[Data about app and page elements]
◆ ◆ ◆ ◆ ◆

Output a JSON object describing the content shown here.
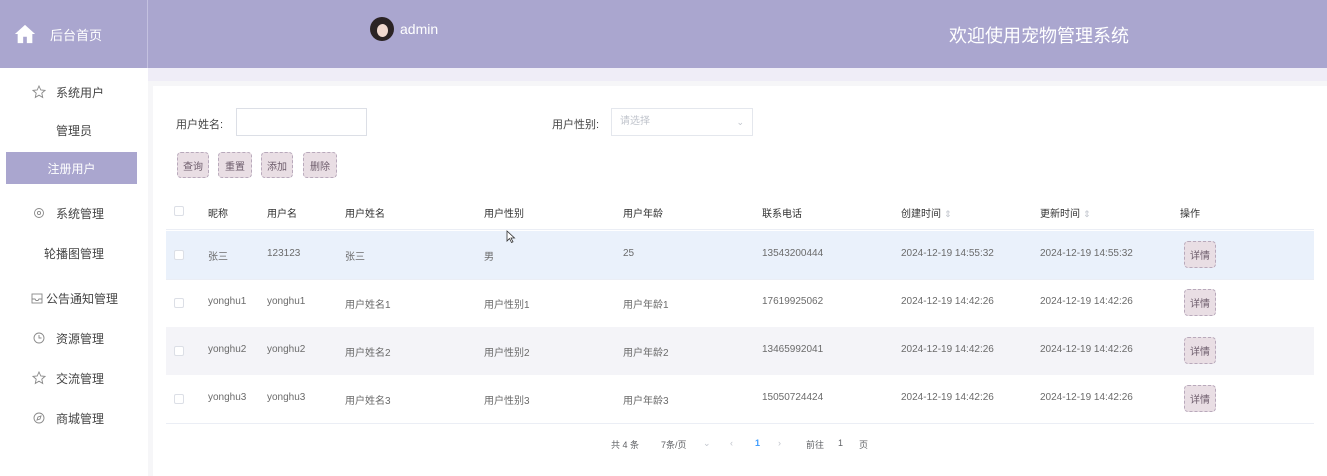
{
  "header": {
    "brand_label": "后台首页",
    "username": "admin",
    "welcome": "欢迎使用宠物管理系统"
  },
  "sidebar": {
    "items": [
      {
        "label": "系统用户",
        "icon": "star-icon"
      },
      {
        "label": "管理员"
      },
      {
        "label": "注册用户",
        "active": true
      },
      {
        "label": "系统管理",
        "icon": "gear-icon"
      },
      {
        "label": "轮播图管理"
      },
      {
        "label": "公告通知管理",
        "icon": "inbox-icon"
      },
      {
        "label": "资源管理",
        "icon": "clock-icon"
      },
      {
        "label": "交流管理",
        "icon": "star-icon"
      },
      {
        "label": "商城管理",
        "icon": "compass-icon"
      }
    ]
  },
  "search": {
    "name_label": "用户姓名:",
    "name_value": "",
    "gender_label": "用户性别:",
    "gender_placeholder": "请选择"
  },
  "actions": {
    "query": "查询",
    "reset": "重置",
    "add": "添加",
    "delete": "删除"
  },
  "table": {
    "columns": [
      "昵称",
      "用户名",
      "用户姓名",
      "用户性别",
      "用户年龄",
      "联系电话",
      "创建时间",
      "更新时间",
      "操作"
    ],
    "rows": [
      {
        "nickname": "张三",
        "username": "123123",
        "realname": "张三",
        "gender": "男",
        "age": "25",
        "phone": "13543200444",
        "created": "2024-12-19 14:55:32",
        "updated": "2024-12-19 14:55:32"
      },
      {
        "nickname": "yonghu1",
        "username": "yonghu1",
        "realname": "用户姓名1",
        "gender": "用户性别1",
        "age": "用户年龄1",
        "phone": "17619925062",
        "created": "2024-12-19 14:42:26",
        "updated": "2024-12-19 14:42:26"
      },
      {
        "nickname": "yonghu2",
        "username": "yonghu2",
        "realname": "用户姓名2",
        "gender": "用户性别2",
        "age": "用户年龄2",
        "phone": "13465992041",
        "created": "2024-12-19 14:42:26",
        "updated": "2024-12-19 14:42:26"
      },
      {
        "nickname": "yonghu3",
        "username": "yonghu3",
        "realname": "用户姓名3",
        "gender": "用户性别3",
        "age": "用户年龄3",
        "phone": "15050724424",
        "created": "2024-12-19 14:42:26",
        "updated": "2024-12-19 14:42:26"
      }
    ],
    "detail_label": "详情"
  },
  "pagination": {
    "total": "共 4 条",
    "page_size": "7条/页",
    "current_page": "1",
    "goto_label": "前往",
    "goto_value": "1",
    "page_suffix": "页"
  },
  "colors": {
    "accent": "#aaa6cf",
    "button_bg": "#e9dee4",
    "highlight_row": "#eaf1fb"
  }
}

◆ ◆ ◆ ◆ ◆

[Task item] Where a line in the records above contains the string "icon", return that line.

[Output below]
        "icon": "star-icon"
        "icon": "gear-icon"
        "icon": "inbox-icon"
        "icon": "clock-icon"
        "icon": "star-icon"
        "icon": "compass-icon"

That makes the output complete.